For cisgender reporters, it is ideal if we can pass a TGNB story along to a TGNB colleague or co-author the article with a TGNB colleague. However, as in my case, these options are not always possible. In this situation, we therefore must heighten our sense of responsibility to report accurately and sensitively.
We do so with all stories. However, we must take special care in crafting our words given the historical and systemic discrimination facing this community, the constant misrepresentation, sensationalism, and misinformation surrounding TGNB folks in the media, and our biases (whether conscious or subconscious). We must be attuned to our role in shaping public perception and discourse about TGNB people and, subsequently, the potential negative and positive impact our writing can have.
I recognize(d) that my good intentions alone, to illuminate the truth about inequities in our health system, are not enough to write a story as it must be told.
So, I read, listened, watched, and read some more about the TGNB community and TGNB healthcare. Despite my best research efforts, I was still unprepared in ways. And I made mistakes.
Graciously and to my benefit, a few of my interviewees, Candace Nguyen, J.M. Jaffe, and Gray Babbs, dedicated their time and energy to providing feedback on my work. While those I interviewed should not have to teach me, they did. I do not take such help for granted, a sentiment intensified by some experiences interviewees shared with me about the burden of education placed on TGNB folks and the media often failing to compensate them for their role in content creation.
Numerous guides exist to support accurate and sensitive reporting on TGNB stories. Some examples include the Trans Journalist’s Association Style Guide, the Radical Copyeditor’s Style Guide to Writing about Transgender People by Alex Kapitan, a genderqueer radical copyeditor, and this article by Rey Katz, a non-binary, queer writer. Also, Tyler Santora, a non-binary freelance science journalist, interviewed other TGNB journalists to write about a plethora of resources available to the public, such as the Race and Gender Hotline, trans-led consulting companies like Speaking of Transgender and Sylveon Consulting, and sensitivity writers.
Such resources offer explanations on appropriate language to use, common shortcomings of cis reporters, and concrete steps to improve our reporting and writing on TGNB topics. Consulting these resources is beneficial at every step in the storytelling process; it is critical to know how to appropriately communicate when requesting and conducting interviews, drafting, editing, pitching, and publishing.
Just as healthcare professionals do not have to be TGNB to improve the quality of care for TGNB patients, journalists do not have to be TGNB to write stories about TGNB folks that combat the misinformation and misrepresentation often present in the media.
We must, however, recognize and work to understand how our intersecting identities, of which gender is just one component, impact the way we view the world.

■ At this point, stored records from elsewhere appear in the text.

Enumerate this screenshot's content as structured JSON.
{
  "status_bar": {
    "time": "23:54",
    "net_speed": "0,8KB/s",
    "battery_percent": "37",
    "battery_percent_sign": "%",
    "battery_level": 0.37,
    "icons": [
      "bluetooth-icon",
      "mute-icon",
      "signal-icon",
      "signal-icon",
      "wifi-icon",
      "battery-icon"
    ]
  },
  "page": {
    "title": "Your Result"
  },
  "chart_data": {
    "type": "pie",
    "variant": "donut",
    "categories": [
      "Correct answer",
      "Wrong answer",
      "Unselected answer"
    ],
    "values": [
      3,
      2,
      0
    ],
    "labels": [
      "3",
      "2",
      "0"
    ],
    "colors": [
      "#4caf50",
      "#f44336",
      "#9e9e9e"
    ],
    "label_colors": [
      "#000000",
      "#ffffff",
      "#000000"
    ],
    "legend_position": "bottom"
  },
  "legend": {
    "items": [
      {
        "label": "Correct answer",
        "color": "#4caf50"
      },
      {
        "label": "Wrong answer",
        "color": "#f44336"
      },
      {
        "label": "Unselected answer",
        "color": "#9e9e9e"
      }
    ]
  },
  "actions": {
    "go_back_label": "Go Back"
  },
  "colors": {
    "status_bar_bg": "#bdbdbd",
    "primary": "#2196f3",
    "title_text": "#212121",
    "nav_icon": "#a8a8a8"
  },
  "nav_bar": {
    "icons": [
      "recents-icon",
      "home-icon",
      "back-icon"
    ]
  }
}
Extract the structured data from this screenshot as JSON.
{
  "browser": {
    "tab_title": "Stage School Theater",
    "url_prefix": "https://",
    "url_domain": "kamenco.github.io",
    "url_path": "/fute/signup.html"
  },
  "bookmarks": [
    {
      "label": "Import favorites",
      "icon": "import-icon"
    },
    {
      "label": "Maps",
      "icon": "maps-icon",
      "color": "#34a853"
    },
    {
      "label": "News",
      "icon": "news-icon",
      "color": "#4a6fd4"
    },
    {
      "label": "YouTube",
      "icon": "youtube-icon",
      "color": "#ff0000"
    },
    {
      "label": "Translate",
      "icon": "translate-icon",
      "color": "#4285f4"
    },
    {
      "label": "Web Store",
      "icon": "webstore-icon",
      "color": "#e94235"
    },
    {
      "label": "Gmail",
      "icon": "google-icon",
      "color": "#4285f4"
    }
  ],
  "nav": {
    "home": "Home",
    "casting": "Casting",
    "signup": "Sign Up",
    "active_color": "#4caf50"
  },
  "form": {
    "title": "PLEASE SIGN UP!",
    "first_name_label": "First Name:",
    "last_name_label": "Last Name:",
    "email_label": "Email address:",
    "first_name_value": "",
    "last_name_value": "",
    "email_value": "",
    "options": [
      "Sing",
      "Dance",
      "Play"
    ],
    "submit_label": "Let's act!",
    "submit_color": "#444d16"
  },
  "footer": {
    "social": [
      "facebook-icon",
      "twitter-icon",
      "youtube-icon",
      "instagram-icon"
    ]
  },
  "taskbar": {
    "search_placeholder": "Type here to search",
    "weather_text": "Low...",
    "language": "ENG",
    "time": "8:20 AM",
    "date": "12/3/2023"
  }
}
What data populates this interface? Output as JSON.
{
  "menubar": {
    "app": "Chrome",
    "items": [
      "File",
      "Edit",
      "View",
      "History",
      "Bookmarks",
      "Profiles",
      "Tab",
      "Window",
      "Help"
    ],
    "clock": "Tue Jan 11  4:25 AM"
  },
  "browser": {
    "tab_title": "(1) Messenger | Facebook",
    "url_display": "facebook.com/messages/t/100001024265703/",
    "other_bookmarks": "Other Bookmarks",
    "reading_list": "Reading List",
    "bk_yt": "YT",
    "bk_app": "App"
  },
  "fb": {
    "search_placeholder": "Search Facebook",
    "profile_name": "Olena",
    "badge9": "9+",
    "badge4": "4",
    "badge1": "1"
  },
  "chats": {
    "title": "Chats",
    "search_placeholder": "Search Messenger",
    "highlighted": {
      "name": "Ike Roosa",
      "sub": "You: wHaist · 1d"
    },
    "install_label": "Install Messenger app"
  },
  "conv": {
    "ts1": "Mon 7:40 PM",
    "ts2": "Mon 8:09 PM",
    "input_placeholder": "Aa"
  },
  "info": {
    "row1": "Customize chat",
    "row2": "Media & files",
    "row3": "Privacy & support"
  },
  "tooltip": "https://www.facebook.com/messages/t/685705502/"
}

And the way we write. (For example, see this article that discusses race in the newsroom.)
Historic levels of cruelty against TGNB people, both in fatal violence and anti-transgender legislation, mark the current moment. Such tragedy reinforces the long-standing need for cis journalists to get it right. I hope others join me in my work to do so.